  • Attending to the displaced population: $1.2013 billion, 3%
  • Reintegration (of ex-combatants): $1.0457 billion, 2%

That’s what we know – an overall six-year plan that would be only 14 percent military or police funding.

Before we view this as a sea change in Colombia’s approach to violence and narcotrafficking, let’s recall the makeup of the original Plan Colombia. While the U.S. contribution to Plan Colombia has been more than 80 percent military and police aid over the years, U.S. and Colombian officials always insisted that the overall six-year, $7.5 billion Plan Colombia – which was to include investment from the Colombian government and aid from other countries – was only a 25 percent military and police proposal.

Moving from 75 percent to 86 percent is not a dramatic change, though the overall increase in investment appears significant. Also significant is that the first "Plan Colombia," in practice, ended up becoming a mostly military endeavor. By 2006, according to the Colombian government, only 43 percent of Plan Colombia funds actually ended up going to non-military, non-police programs. Moving from 43 percent to 86 percent – if it actually happens – would an important change.

At this point, the answers we have heard only raise more questions, especially about the expected U.S. contribution.

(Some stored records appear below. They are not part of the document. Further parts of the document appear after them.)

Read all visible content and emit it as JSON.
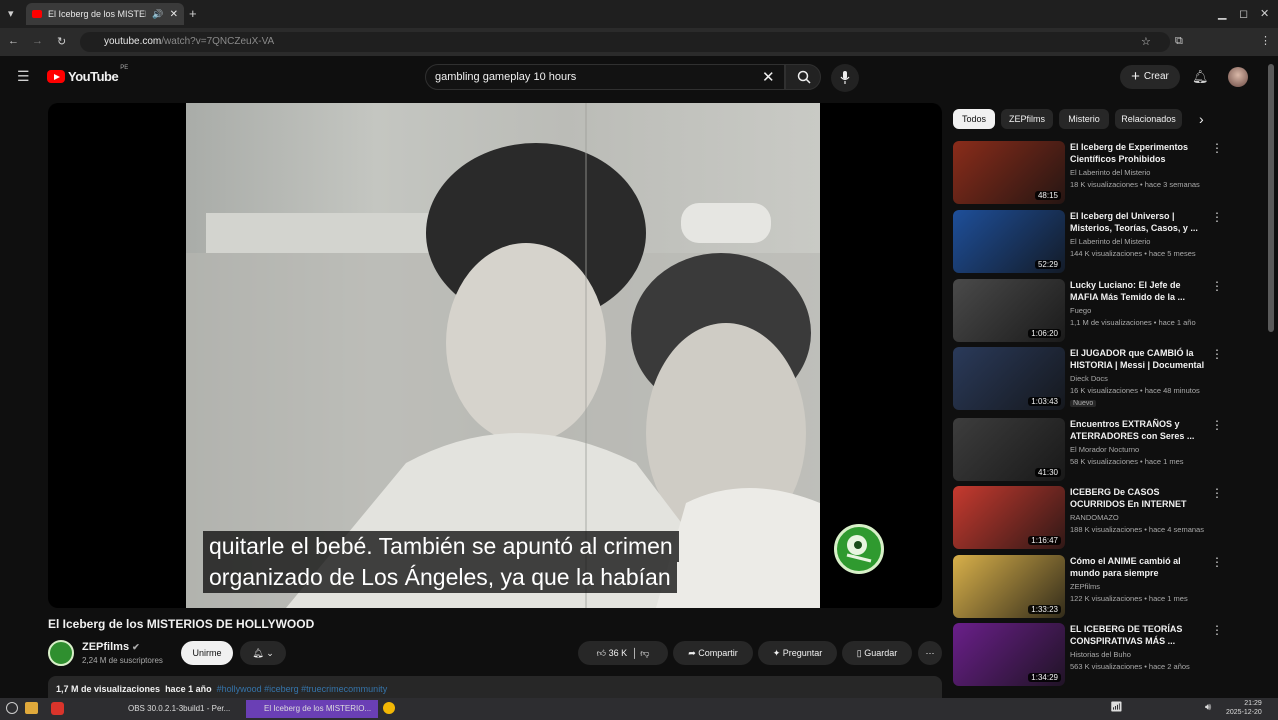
{
  "browser": {
    "tab_title": "El Iceberg de los MISTERIOS DE HOLLYWOOD - YouTube",
    "url_host": "youtube.com",
    "url_path": "/watch?v=7QNCZeuX-VA"
  },
  "masthead": {
    "logo_text": "YouTube",
    "country_code": "PE",
    "search_value": "gambling gameplay 10 hours",
    "create_label": "Crear"
  },
  "player": {
    "subtitle_line1": "quitarle el bebé. También se apuntó al crimen",
    "subtitle_line2": "organizado de Los Ángeles, ya que la habían"
  },
  "video": {
    "title": "El Iceberg de los MISTERIOS DE HOLLYWOOD",
    "channel": "ZEPfilms",
    "subscribers": "2,24 M de suscriptores",
    "join_label": "Unirme",
    "likes": "36 K",
    "share_label": "Compartir",
    "ask_label": "Preguntar",
    "save_label": "Guardar",
    "views": "1,7 M de visualizaciones",
    "age": "hace 1 año",
    "tags": "#hollywood #iceberg #truecrimecommunity"
  },
  "chips": [
    "Todos",
    "ZEPfilms",
    "Misterio",
    "Relacionados"
  ],
  "recommendations": [
    {
      "title": "El Iceberg de Experimentos Científicos Prohibidos",
      "channel": "El Laberinto del Misterio",
      "meta": "18 K visualizaciones • hace 3 semanas",
      "duration": "48:15",
      "color": "#8a2c1a"
    },
    {
      "title": "El Iceberg del Universo | Misterios, Teorías, Casos, y ...",
      "channel": "El Laberinto del Misterio",
      "meta": "144 K visualizaciones • hace 5 meses",
      "duration": "52:29",
      "color": "#1e4f9a"
    },
    {
      "title": "Lucky Luciano: El Jefe de MAFIA Más Temido de la ...",
      "channel": "Fuego",
      "meta": "1,1 M de visualizaciones • hace 1 año",
      "duration": "1:06:20",
      "color": "#4a4a4a"
    },
    {
      "title": "El JUGADOR que CAMBIÓ la HISTORIA | Messi | Documental",
      "channel": "Dieck Docs",
      "meta": "16 K visualizaciones • hace 48 minutos",
      "duration": "1:03:43",
      "color": "#2a3a5a",
      "badge": "Nuevo"
    },
    {
      "title": "Encuentros EXTRAÑOS y ATERRADORES con Seres ...",
      "channel": "El Morador Nocturno",
      "meta": "58 K visualizaciones • hace 1 mes",
      "duration": "41:30",
      "color": "#3d3d3d"
    },
    {
      "title": "ICEBERG De CASOS OCURRIDOS En INTERNET",
      "channel": "RANDOMAZO",
      "meta": "188 K visualizaciones • hace 4 semanas",
      "duration": "1:16:47",
      "color": "#c63a2f"
    },
    {
      "title": "Cómo el ANIME cambió al mundo para siempre",
      "channel": "ZEPfilms",
      "meta": "122 K visualizaciones • hace 1 mes",
      "duration": "1:33:23",
      "color": "#d8b04a"
    },
    {
      "title": "EL ICEBERG DE TEORÍAS CONSPIRATIVAS MÁS ...",
      "channel": "Historias del Buho",
      "meta": "563 K visualizaciones • hace 2 años",
      "duration": "1:34:29",
      "color": "#6a1f8a"
    }
  ],
  "taskbar": {
    "obs_label": "OBS 30.0.2.1-3build1 - Per...",
    "browser_label": "El Iceberg de los MISTERIO...",
    "time": "21:29",
    "date": "2025-12-20"
  }
}
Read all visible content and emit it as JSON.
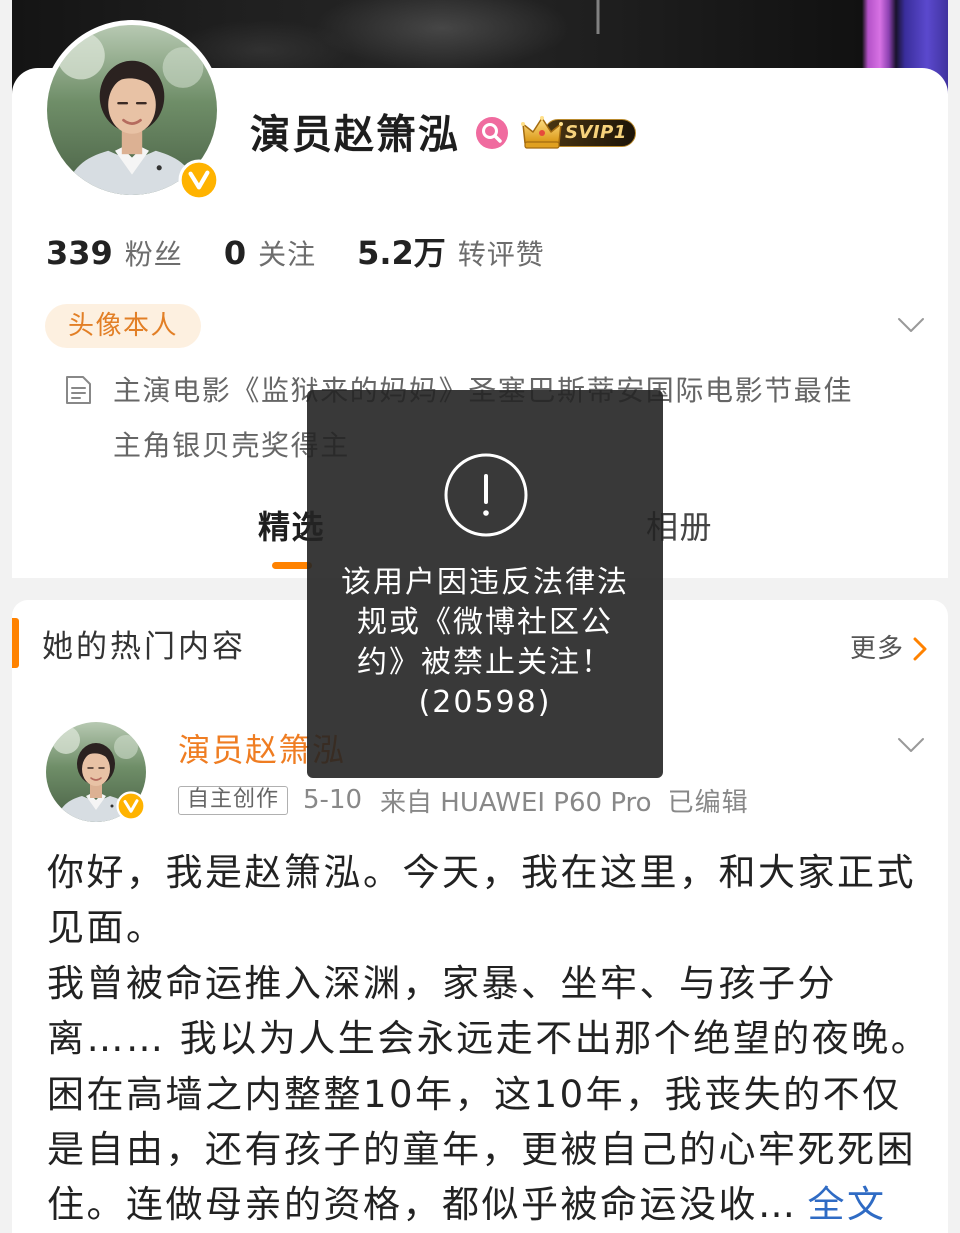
{
  "profile": {
    "name": "演员赵箫泓",
    "vip_label": "SVIP1",
    "stats": [
      {
        "value": "339",
        "label": "粉丝"
      },
      {
        "value": "0",
        "label": "关注"
      },
      {
        "value": "5.2万",
        "label": "转评赞"
      }
    ],
    "tag": "头像本人",
    "description_lines": [
      "主演电影《监狱来的妈妈》圣塞巴斯蒂安国际电影节最佳",
      "主角银贝壳奖得主"
    ]
  },
  "tabs": {
    "items": [
      {
        "label": "精选",
        "active": true
      },
      {
        "label": "相册",
        "active": false
      }
    ]
  },
  "hot_section": {
    "title": "她的热门内容",
    "more_label": "更多"
  },
  "post": {
    "author": "演员赵箫泓",
    "source_tag": "自主创作",
    "date": "5-10",
    "device": "来自 HUAWEI P60 Pro",
    "edited": "已编辑",
    "lines": [
      "你好，我是赵箫泓。今天，我在这里，和大家正式",
      "见面。",
      "我曾被命运推入深渊，家暴、坐牢、与孩子分",
      "离…… 我以为人生会永远走不出那个绝望的夜晚。",
      "困在高墙之内整整10年，这10年，我丧失的不仅",
      "是自由，还有孩子的童年，更被自己的心牢死死困",
      "住。连做母亲的资格，都似乎被命运没收…"
    ],
    "more_link": "全文"
  },
  "toast": {
    "lines": [
      "该用户因违反法律法",
      "规或《微博社区公",
      "约》被禁止关注！",
      "(20598)"
    ]
  },
  "icons": {
    "verified": "verified-badge-icon",
    "search": "magnifier-icon",
    "vip": "crown-icon",
    "expand": "chevron-down-icon",
    "description": "document-icon",
    "more": "chevron-right-icon",
    "alert": "exclamation-circle-icon"
  },
  "colors": {
    "accent": "#ff8200",
    "vip_name": "#ef7d22",
    "link": "#2f6bc4",
    "verified": "#ffb300",
    "tag_bg": "#fdf0e0",
    "tag_text": "#e27f26",
    "toast_bg": "#232323"
  }
}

  • How much of this $43.8366 billion is expected to come from Colombian funds, and how much from foreign donors?
  • Of this 86 percent economic-aid investment, how much is actually "civic action" construction projects and other military-led endeavors?
  • How much is expected from the United States specifically?
  • Of the money requested from the United States, is Colombia’s government expecting Washington to move away from the lopsided 80-20 split in military versus economic aid? Is Colombia asking, for instance, for a 50-50 package?
  • Will this new plan, with new proportions between types of aid, be reflected in the Bush administration’s 2008 foreign aid budget request to Congress, which will be released Monday? (Watch this space and this space to find out.)
  • Once we get more details, will the "new" plan look much different from the old plan, or is this a "shell game," using new categories to make a heavily military package palatable to a Democratic Congress?

Much will be revealed, starting Monday.